On Dec. 22 the Mexico Beach Artificial Reef Association was awarded $120,000 in supplemental grant funds from the Florida Fish and Wildlife Conservation Commission to launch the organization’s planned super reef project.


On Dec. 22 the Mexico Beach Artificial Reef Association was awarded $120,000 in supplemental grant funds from the Florida Fish and Wildlife Conservation Commission to launch the organization’s planned super reef project.



MBARA will supply $55,000 for a project total of $175,000 that will allow the organization to construct and deploy 18 super reefs, constructed by Walter Marine, in Orange Beach, AL.



“We will be using 55 steel-reinforced concrete structures with chunks of Florida limestone embedded to promote natural marine growth on the hard substrates of the structures,” said MBARA President Bob Cox. “These structures will be of four different designs ranging from 6-25 feet tall and weighing 4,000 to 36,000 pounds each.”

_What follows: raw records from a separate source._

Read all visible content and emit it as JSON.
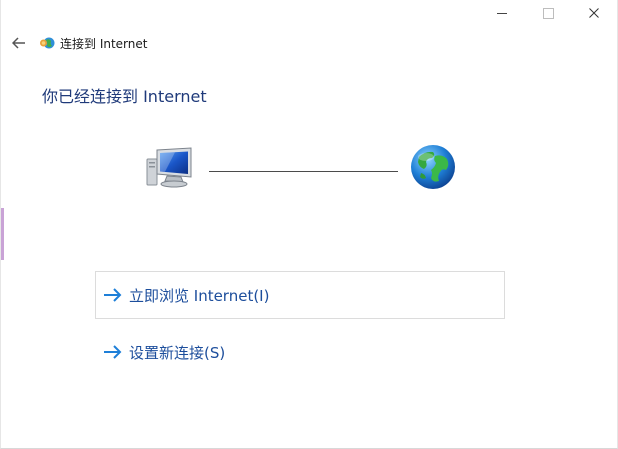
{
  "window": {
    "title": "连接到 Internet",
    "caption_icons": [
      "minimize-icon",
      "maximize-icon",
      "close-icon"
    ]
  },
  "header": {
    "back_icon": "back-arrow-icon",
    "app_icon": "network-connection-icon",
    "title": "连接到 Internet"
  },
  "main": {
    "heading": "你已经连接到 Internet",
    "illustration": {
      "left_icon": "computer-monitor-icon",
      "right_icon": "globe-icon"
    },
    "links": [
      {
        "label": "立即浏览 Internet(I)",
        "icon": "arrow-right-icon",
        "focused": true
      },
      {
        "label": "设置新连接(S)",
        "icon": "arrow-right-icon",
        "focused": false
      }
    ]
  },
  "colors": {
    "heading": "#1f3a7a",
    "link": "#1d4e9c",
    "arrow": "#1e7fd8",
    "accent": "#c9a3d6"
  }
}
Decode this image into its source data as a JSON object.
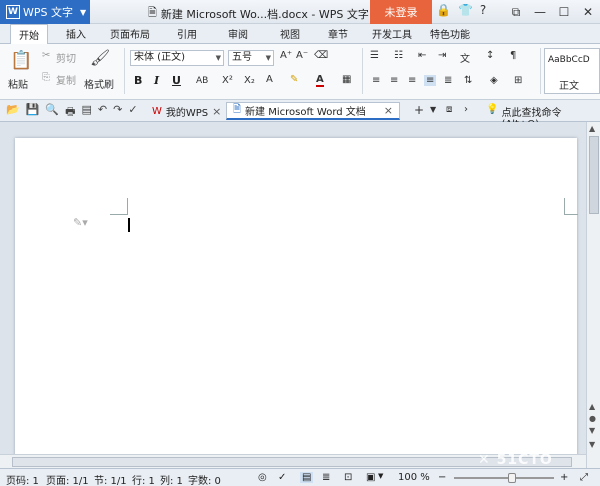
{
  "titlebar": {
    "app_name": "WPS 文字",
    "document_title": "新建 Microsoft Wo...档.docx - WPS 文字",
    "login_label": "未登录"
  },
  "menu": {
    "tabs": [
      "开始",
      "插入",
      "页面布局",
      "引用",
      "审阅",
      "视图",
      "章节",
      "开发工具",
      "特色功能"
    ]
  },
  "ribbon": {
    "paste_label": "粘贴",
    "cut_label": "剪切",
    "copy_label": "复制",
    "format_painter_label": "格式刷",
    "font_name": "宋体 (正文)",
    "font_size": "五号",
    "style_preview": "AaBbCcD",
    "style_name": "正文"
  },
  "doc_tabs": {
    "home_tab": "我的WPS",
    "active_tab": "新建 Microsoft Word 文档",
    "search_command": "点此查找命令 (Alt+Q)"
  },
  "statusbar": {
    "page_num": "页码: 1",
    "pages": "页面: 1/1",
    "section": "节: 1/1",
    "row": "行: 1",
    "column": "列: 1",
    "word_count": "字数: 0",
    "zoom": "100 %"
  },
  "zoom_level": 100,
  "colors": {
    "accent": "#2d6ec4",
    "login": "#e8643c"
  }
}
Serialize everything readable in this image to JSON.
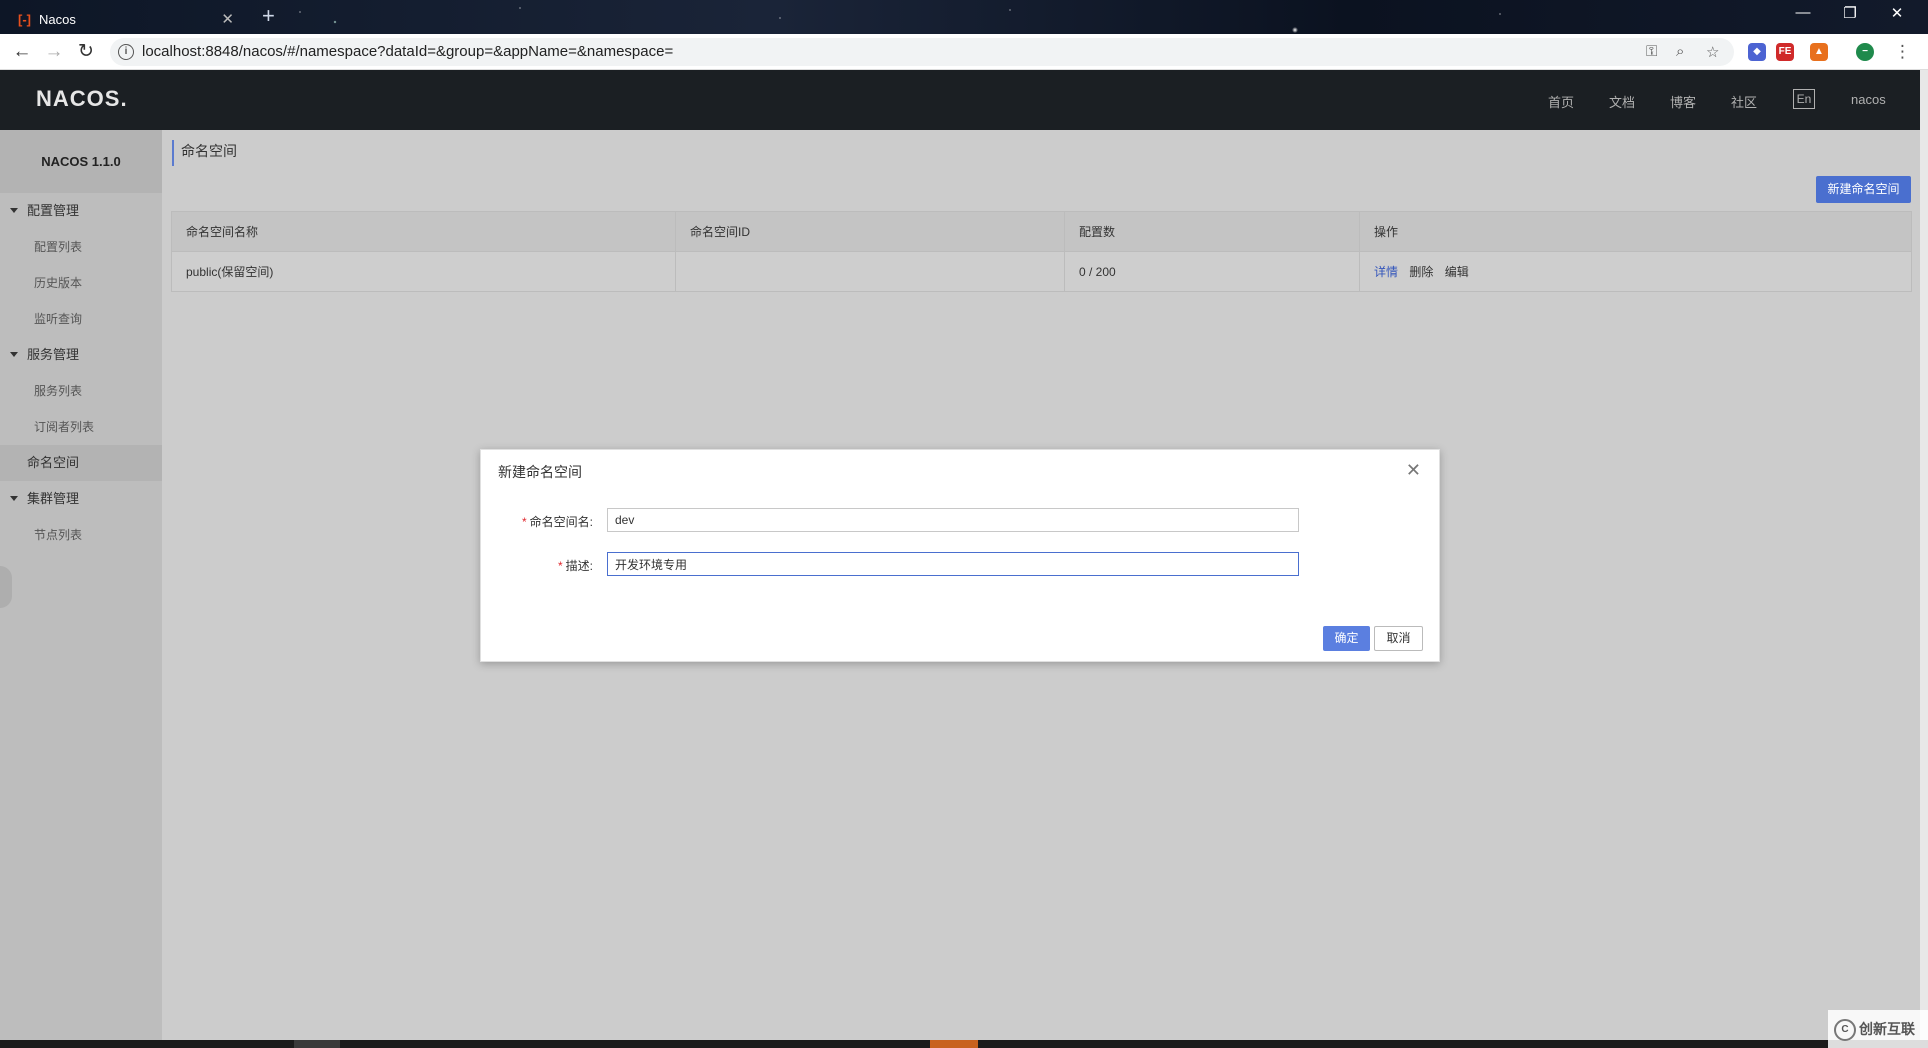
{
  "browser": {
    "tab_title": "Nacos",
    "favicon_glyph": "[-]",
    "url": "localhost:8848/nacos/#/namespace?dataId=&group=&appName=&namespace="
  },
  "header": {
    "logo": "NACOS.",
    "links": [
      "首页",
      "文档",
      "博客",
      "社区"
    ],
    "lang": "En",
    "user": "nacos"
  },
  "sidebar": {
    "version": "NACOS 1.1.0",
    "groups": [
      {
        "label": "配置管理",
        "items": [
          "配置列表",
          "历史版本",
          "监听查询"
        ]
      },
      {
        "label": "服务管理",
        "items": [
          "服务列表",
          "订阅者列表"
        ]
      },
      {
        "label": "命名空间",
        "items": []
      },
      {
        "label": "集群管理",
        "items": [
          "节点列表"
        ]
      }
    ]
  },
  "main": {
    "breadcrumb": "命名空间",
    "create_button": "新建命名空间",
    "table": {
      "headers": [
        "命名空间名称",
        "命名空间ID",
        "配置数",
        "操作"
      ],
      "rows": [
        {
          "name": "public(保留空间)",
          "id": "",
          "count": "0 / 200",
          "ops": [
            "详情",
            "删除",
            "编辑"
          ]
        }
      ]
    }
  },
  "dialog": {
    "title": "新建命名空间",
    "fields": [
      {
        "label": "命名空间名:",
        "required_mark": "*",
        "value": "dev"
      },
      {
        "label": "描述:",
        "required_mark": "*",
        "value": "开发环境专用"
      }
    ],
    "ok": "确定",
    "cancel": "取消"
  },
  "watermark": "创新互联",
  "colors": {
    "primary": "#4a6fcf",
    "header_bg": "#1b1f23",
    "required": "#e0282e"
  }
}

The coarse, porous limestone surface is made of shell fragments and makes it easy for marine animals to attach.



At the top of each reef, 10 feet of exposed rebar will attract fish that hunt in high levels of the water, leading to a more active ecosystem.



In the past, the organization has focused on limestone and grouper reefs, but the super reefs will combine both in one structure.



The reefs will be built in the Bell Shoals, Bridge Rubble, Bridge Span, North, and South artificial reef permit sites that range from 2.5 to 18.3 nautical miles from the Mexico Beach Canal.



Some sites are planned to receive one reef while two will be dropped in others. MBARA members will monitor the sea life that forms around them and collect data that will be shared with the FWC regarding the types of fish attracted and whether two reefs in one area yielded a stronger ecosystem than a single reef.



Fish like Amberjack, red snapper, grouper and pelagics prefer taller structures and would be attracted to the super reefs.



“Our vision is to build habitat to enhance our fisheries for recreational fishing and eco-tourism that fuel our local economy,” said Cox. “We truly can use more support to build bigger and better projects.”



Cox said that the project is only made possible by the support of MBARA volunteers, members, donors, sponsors, annual Kingfish Tournament participants, local merchants, City of Mexico Beach staff and FWC.



The experimental super reef project will be the first of its kind in Florida. Cox said that he intends to have the project complete by the end of April.